▶ BRIEF
Print again, word for word, all of the records below, and leave the pictures out.

------------------------------------------------------------------------

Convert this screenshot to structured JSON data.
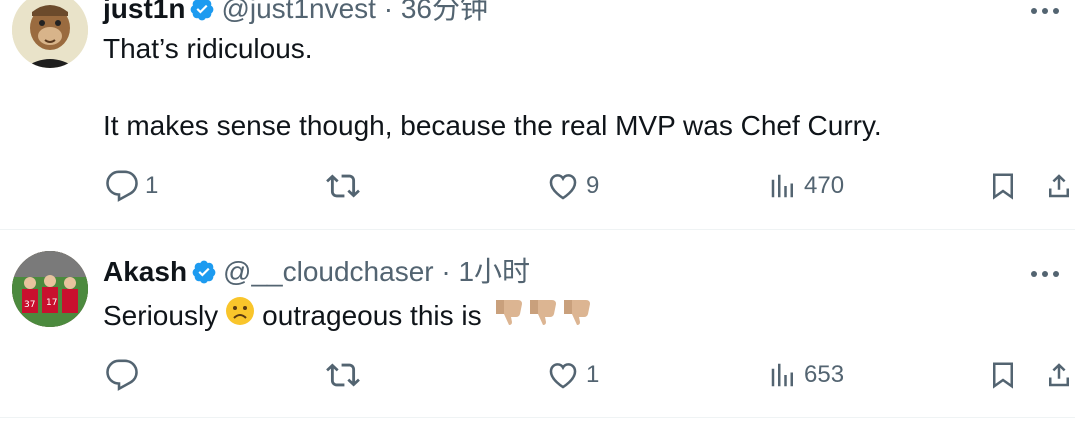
{
  "tweets": [
    {
      "display_name": "just1n",
      "handle": "@just1nvest",
      "separator": "·",
      "timestamp": "36分钟",
      "text_lines": [
        "That’s ridiculous.",
        "It makes sense though, because the real MVP was Chef Curry."
      ],
      "reply_count": "1",
      "retweet_count": "",
      "like_count": "9",
      "view_count": "470",
      "avatar_icon": "bored-ape-avatar"
    },
    {
      "display_name": "Akash",
      "handle": "@__cloudchaser",
      "separator": "·",
      "timestamp": "1小时",
      "text_before_emoji": "Seriously",
      "text_after_emoji": "outrageous this is",
      "emojis": [
        "frowning-face-emoji",
        "thumbs-down-emoji",
        "thumbs-down-emoji",
        "thumbs-down-emoji"
      ],
      "reply_count": "",
      "retweet_count": "",
      "like_count": "1",
      "view_count": "653",
      "avatar_icon": "football-team-avatar"
    }
  ],
  "colors": {
    "text": "#0f1419",
    "secondary": "#536471",
    "verified_blue": "#1d9bf0",
    "divider": "#eff3f4"
  }
}
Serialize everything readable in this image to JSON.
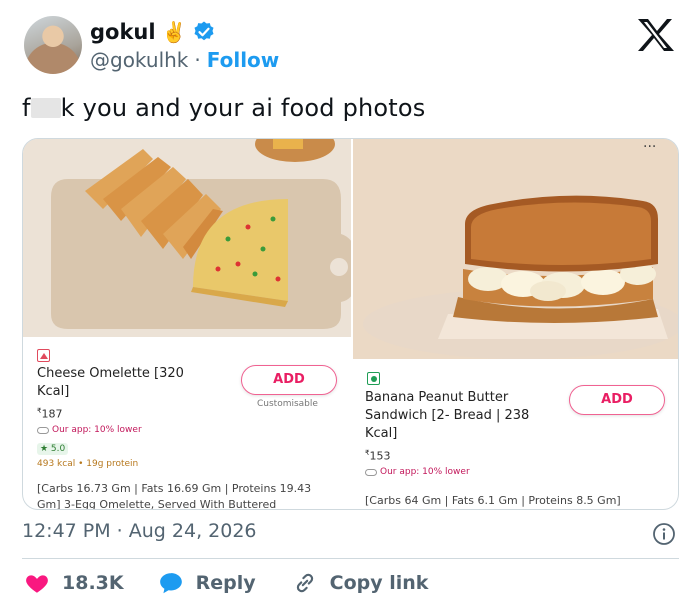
{
  "user": {
    "name": "gokul",
    "emoji": "✌️",
    "handle": "@gokulhk",
    "separator": "·",
    "follow_label": "Follow"
  },
  "tweet": {
    "text_start": "f",
    "text_end": "k you and your ai food photos"
  },
  "left_item": {
    "title": "Cheese Omelette [320 Kcal]",
    "price_symbol": "₹",
    "price": "187",
    "offer": "Our app: 10% lower",
    "rating": "★ 5.0",
    "kcal": "493 kcal • 19g protein",
    "add_label": "ADD",
    "customisable": "Customisable",
    "macros_line1": "[Carbs 16.73 Gm | Fats 16.69 Gm | Proteins 19.43",
    "macros_line2": "Gm] 3-Egg Omelette, Served With Buttered"
  },
  "right_item": {
    "title": "Banana Peanut Butter Sandwich [2- Bread | 238 Kcal]",
    "price_symbol": "₹",
    "price": "153",
    "offer": "Our app: 10% lower",
    "add_label": "ADD",
    "macros": "[Carbs 64 Gm | Fats 6.1 Gm | Proteins 8.5 Gm]"
  },
  "more_dots": "···",
  "timestamp": "12:47 PM · Aug 24, 2026",
  "actions": {
    "likes": "18.3K",
    "reply": "Reply",
    "copy_link": "Copy link"
  },
  "colors": {
    "follow": "#1d9bf0",
    "like": "#f91880",
    "reply": "#1d9bf0",
    "add_button": "#e91e63"
  }
}
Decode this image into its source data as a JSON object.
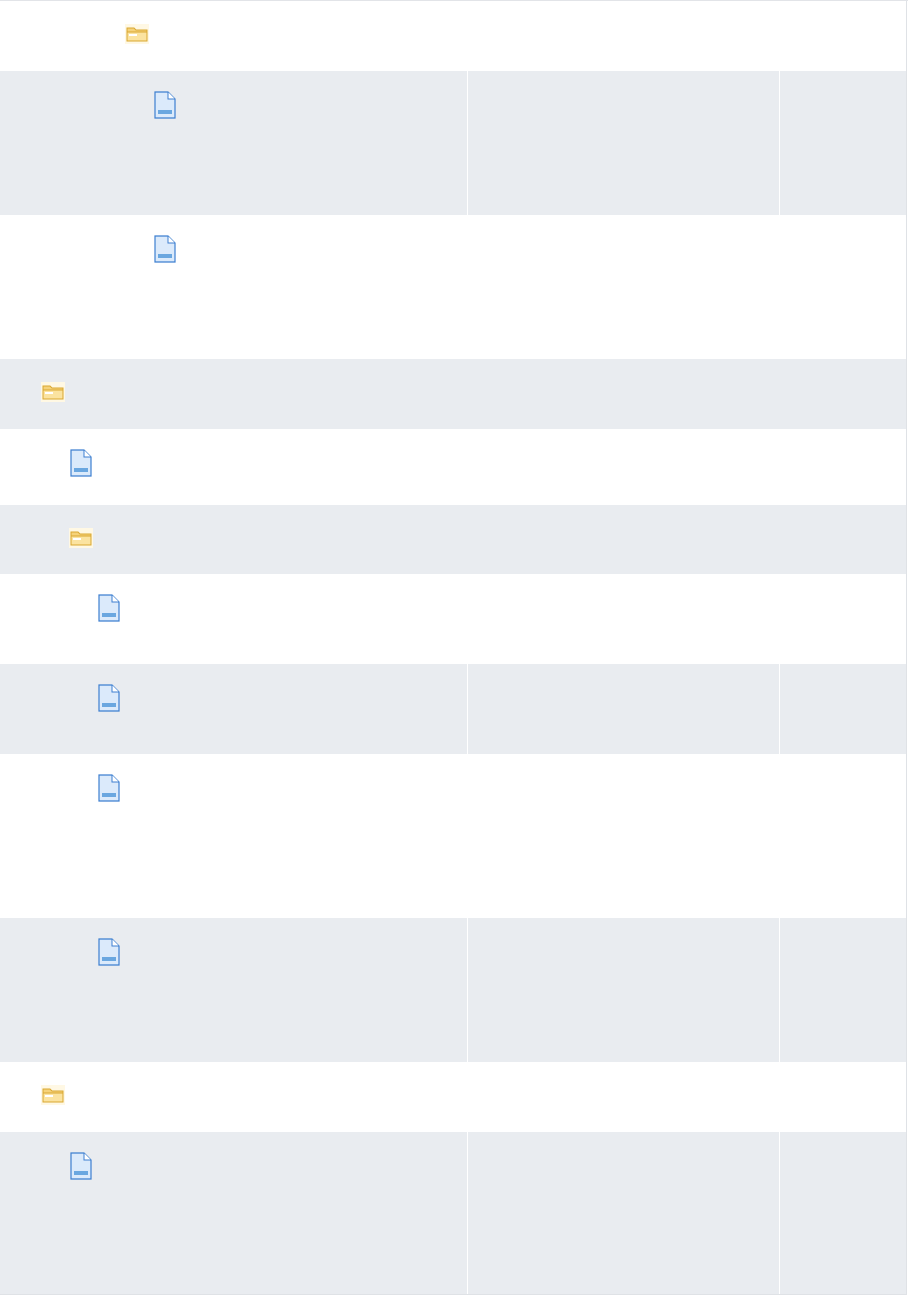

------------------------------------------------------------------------

▶ EXERCISE RESULT
Convert this screenshot to structured JSON data.
{
  "tweets": [
    {
      "display_name": "just1n",
      "handle": "@just1nvest",
      "separator": "·",
      "timestamp": "36分钟",
      "text_lines": [
        "That’s ridiculous.",
        "It makes sense though, because the real MVP was Chef Curry."
      ],
      "reply_count": "1",
      "retweet_count": "",
      "like_count": "9",
      "view_count": "470",
      "avatar_icon": "bored-ape-avatar"
    },
    {
      "display_name": "Akash",
      "handle": "@__cloudchaser",
      "separator": "·",
      "timestamp": "1小时",
      "text_before_emoji": "Seriously",
      "text_after_emoji": "outrageous this is",
      "emojis": [
        "frowning-face-emoji",
        "thumbs-down-emoji",
        "thumbs-down-emoji",
        "thumbs-down-emoji"
      ],
      "reply_count": "",
      "retweet_count": "",
      "like_count": "1",
      "view_count": "653",
      "avatar_icon": "football-team-avatar"
    }
  ],
  "colors": {
    "text": "#0f1419",
    "secondary": "#536471",
    "verified_blue": "#1d9bf0",
    "divider": "#eff3f4"
  }
}
Serialize everything readable in this image to JSON.
{
  "user": {
    "name": "gokul",
    "emoji": "✌️",
    "handle": "@gokulhk",
    "separator": "·",
    "follow_label": "Follow"
  },
  "tweet": {
    "text_start": "f",
    "text_end": "k you and your ai food photos"
  },
  "left_item": {
    "title": "Cheese Omelette [320 Kcal]",
    "price_symbol": "₹",
    "price": "187",
    "offer": "Our app: 10% lower",
    "rating": "★ 5.0",
    "kcal": "493 kcal • 19g protein",
    "add_label": "ADD",
    "customisable": "Customisable",
    "macros_line1": "[Carbs 16.73 Gm | Fats 16.69 Gm | Proteins 19.43",
    "macros_line2": "Gm] 3-Egg Omelette, Served With Buttered"
  },
  "right_item": {
    "title": "Banana Peanut Butter Sandwich [2- Bread | 238 Kcal]",
    "price_symbol": "₹",
    "price": "153",
    "offer": "Our app: 10% lower",
    "add_label": "ADD",
    "macros": "[Carbs 64 Gm | Fats 6.1 Gm | Proteins 8.5 Gm]"
  },
  "more_dots": "···",
  "timestamp": "12:47 PM · Aug 24, 2026",
  "actions": {
    "likes": "18.3K",
    "reply": "Reply",
    "copy_link": "Copy link"
  },
  "colors": {
    "follow": "#1d9bf0",
    "like": "#f91880",
    "reply": "#1d9bf0",
    "add_button": "#e91e63"
  }
}
Decode this image into its source data as a JSON object.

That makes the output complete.